If you heard the saying cry havoc and let slip the dogs of war used today and took it literally, you might understand one of its meanings: to actually cry out the word havoc in order to release dogs trained to fight. But then you’d miss its typical, more figurative definition: simply to cause chaos and pandemonium, on par with that of war.
Other Shakespearean Sayings
William Shakespeare’s influence on the English language is undeniable. As mentioned at the start of this article, many idioms used in modern English today come from the mind and work of Shakespeare, who also wrote Hamlet, Henry V, Romeo and Juliet, and countless other plays. Here are just a few other sayings to his credit:
- Kill with kindness
- Wild-goose chase
- Green-eyed monster
- Apple of my eye
- Break the ice

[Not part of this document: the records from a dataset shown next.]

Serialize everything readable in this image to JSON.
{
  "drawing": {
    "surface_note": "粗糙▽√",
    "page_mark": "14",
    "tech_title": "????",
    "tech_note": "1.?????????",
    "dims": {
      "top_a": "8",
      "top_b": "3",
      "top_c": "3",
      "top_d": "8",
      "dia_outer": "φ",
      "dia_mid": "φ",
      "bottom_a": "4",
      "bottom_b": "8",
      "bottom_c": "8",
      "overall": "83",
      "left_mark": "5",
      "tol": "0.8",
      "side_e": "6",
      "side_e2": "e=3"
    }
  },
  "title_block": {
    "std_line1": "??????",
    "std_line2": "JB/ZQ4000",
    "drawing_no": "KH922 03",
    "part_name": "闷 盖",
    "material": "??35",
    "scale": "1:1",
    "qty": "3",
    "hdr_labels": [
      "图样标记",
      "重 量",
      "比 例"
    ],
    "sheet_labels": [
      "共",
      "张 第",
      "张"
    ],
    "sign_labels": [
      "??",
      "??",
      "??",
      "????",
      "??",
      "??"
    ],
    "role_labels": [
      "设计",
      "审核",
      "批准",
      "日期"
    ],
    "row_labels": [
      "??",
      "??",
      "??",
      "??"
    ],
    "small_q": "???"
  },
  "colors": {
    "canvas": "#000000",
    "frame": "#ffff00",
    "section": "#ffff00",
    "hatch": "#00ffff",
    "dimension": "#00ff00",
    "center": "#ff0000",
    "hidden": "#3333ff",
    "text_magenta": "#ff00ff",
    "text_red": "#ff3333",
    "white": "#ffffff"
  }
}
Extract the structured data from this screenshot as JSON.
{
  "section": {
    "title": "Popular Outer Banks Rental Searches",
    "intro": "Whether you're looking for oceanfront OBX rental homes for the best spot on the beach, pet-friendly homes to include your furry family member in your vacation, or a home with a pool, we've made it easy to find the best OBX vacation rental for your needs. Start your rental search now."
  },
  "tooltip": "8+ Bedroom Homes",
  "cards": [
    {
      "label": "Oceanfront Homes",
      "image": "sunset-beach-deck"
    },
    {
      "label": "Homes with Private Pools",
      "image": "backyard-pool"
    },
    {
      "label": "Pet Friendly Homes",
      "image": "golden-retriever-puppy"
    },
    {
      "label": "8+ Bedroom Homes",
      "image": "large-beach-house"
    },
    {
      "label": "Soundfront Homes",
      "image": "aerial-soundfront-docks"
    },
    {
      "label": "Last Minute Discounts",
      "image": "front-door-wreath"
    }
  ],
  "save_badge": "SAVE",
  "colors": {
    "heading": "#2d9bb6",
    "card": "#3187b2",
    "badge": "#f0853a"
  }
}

- Pure as the driven snow
- Brevity is the soul of wit
- It’s (all) Greek to me
- Love is blind
- All the world’s a stage
- Heart of gold
- All that glitters is not gold
- Too much of a good thing
- End all be all
- All’s well that ends well
Cry havoc and let slip the dogs of war basically means to bring about chaos and destruction. The saying is a famous line from William Shakespeare’s Julius Caesar. Today, you’ll more often hear or see the idioms cry havoc and dogs of war used on their own than the entire phrase, both of which describe impending disorder or destruction of some kind.